TASK PROMPT
Print out each entry without alteration, and keep the pictures out.

Collected data
====

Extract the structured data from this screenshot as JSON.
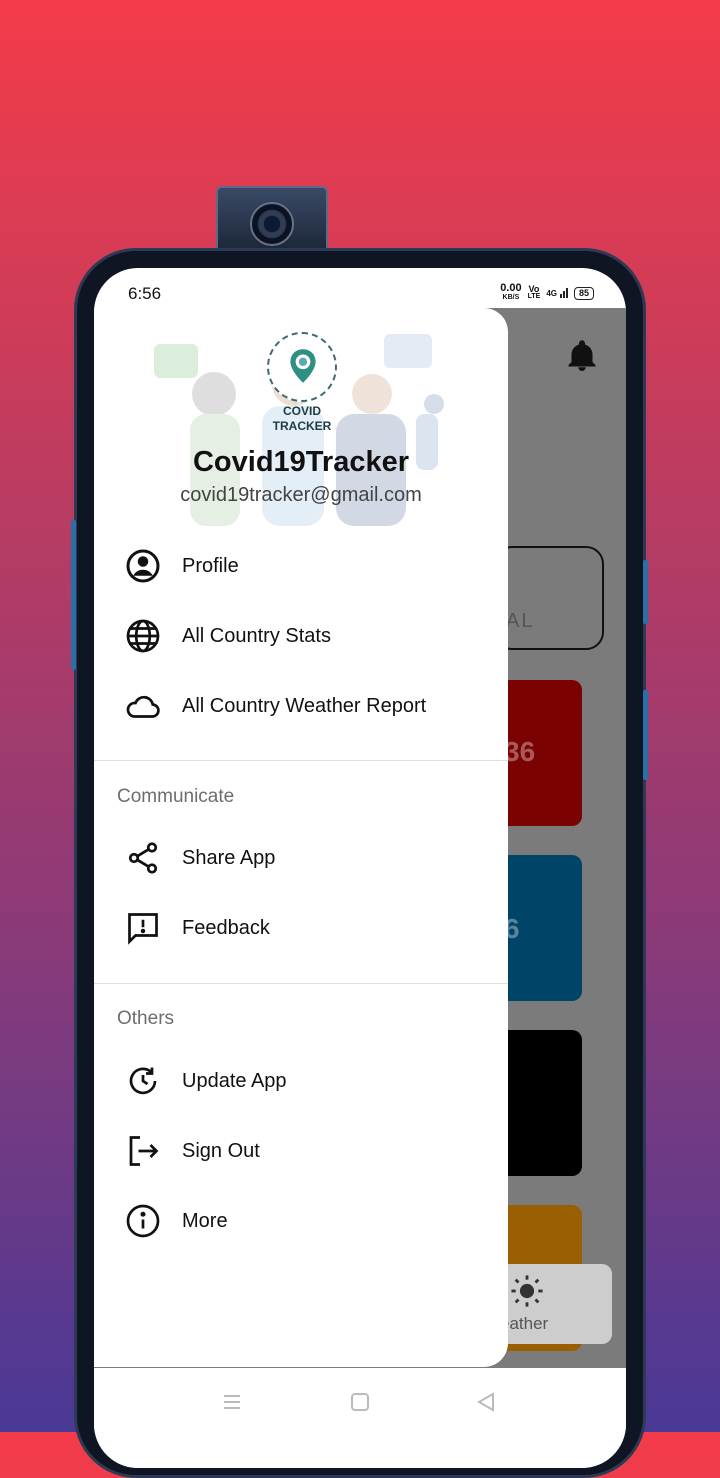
{
  "status_bar": {
    "time": "6:56",
    "speed": "0.00",
    "speed_unit": "KB/S",
    "volte_top": "Vo",
    "volte_bottom": "LTE",
    "network": "4G",
    "battery": "85"
  },
  "drawer": {
    "logo_line1": "COVID",
    "logo_line2": "TRACKER",
    "app_name": "Covid19Tracker",
    "email": "covid19tracker@gmail.com",
    "main_items": [
      {
        "label": "Profile",
        "icon": "account-circle-icon"
      },
      {
        "label": "All Country Stats",
        "icon": "globe-icon"
      },
      {
        "label": "All Country Weather Report",
        "icon": "cloud-icon"
      }
    ],
    "sections": [
      {
        "title": "Communicate",
        "items": [
          {
            "label": "Share App",
            "icon": "share-icon"
          },
          {
            "label": "Feedback",
            "icon": "feedback-icon"
          }
        ]
      },
      {
        "title": "Others",
        "items": [
          {
            "label": "Update App",
            "icon": "update-icon"
          },
          {
            "label": "Sign Out",
            "icon": "sign-out-icon"
          },
          {
            "label": "More",
            "icon": "info-icon"
          }
        ]
      }
    ]
  },
  "background_app": {
    "bell_icon": "bell-icon",
    "outlined_card_text": "AL",
    "card1_value": "36",
    "card2_value": "6",
    "weather_label": "eather",
    "colors": {
      "overlay": "#7b7b7b",
      "card_red": "#7a0202",
      "card_blue": "#004468",
      "card_black": "#000000",
      "card_orange": "#9a5f00"
    }
  },
  "colors": {
    "gradient_top": "#f43b49",
    "gradient_bottom": "#4a3996",
    "text_primary": "#111111",
    "text_secondary": "#6d6d6d"
  }
}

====

ANSWER SECTION
Extract the structured data from this screenshot as JSON.
{
  "status_bar": {
    "time": "6:56",
    "speed": "0.00",
    "speed_unit": "KB/S",
    "volte_top": "Vo",
    "volte_bottom": "LTE",
    "network": "4G",
    "battery": "85"
  },
  "drawer": {
    "logo_line1": "COVID",
    "logo_line2": "TRACKER",
    "app_name": "Covid19Tracker",
    "email": "covid19tracker@gmail.com",
    "main_items": [
      {
        "label": "Profile",
        "icon": "account-circle-icon"
      },
      {
        "label": "All Country Stats",
        "icon": "globe-icon"
      },
      {
        "label": "All Country Weather Report",
        "icon": "cloud-icon"
      }
    ],
    "sections": [
      {
        "title": "Communicate",
        "items": [
          {
            "label": "Share App",
            "icon": "share-icon"
          },
          {
            "label": "Feedback",
            "icon": "feedback-icon"
          }
        ]
      },
      {
        "title": "Others",
        "items": [
          {
            "label": "Update App",
            "icon": "update-icon"
          },
          {
            "label": "Sign Out",
            "icon": "sign-out-icon"
          },
          {
            "label": "More",
            "icon": "info-icon"
          }
        ]
      }
    ]
  },
  "background_app": {
    "bell_icon": "bell-icon",
    "outlined_card_text": "AL",
    "card1_value": "36",
    "card2_value": "6",
    "weather_label": "eather",
    "colors": {
      "overlay": "#7b7b7b",
      "card_red": "#7a0202",
      "card_blue": "#004468",
      "card_black": "#000000",
      "card_orange": "#9a5f00"
    }
  },
  "colors": {
    "gradient_top": "#f43b49",
    "gradient_bottom": "#4a3996",
    "text_primary": "#111111",
    "text_secondary": "#6d6d6d"
  }
}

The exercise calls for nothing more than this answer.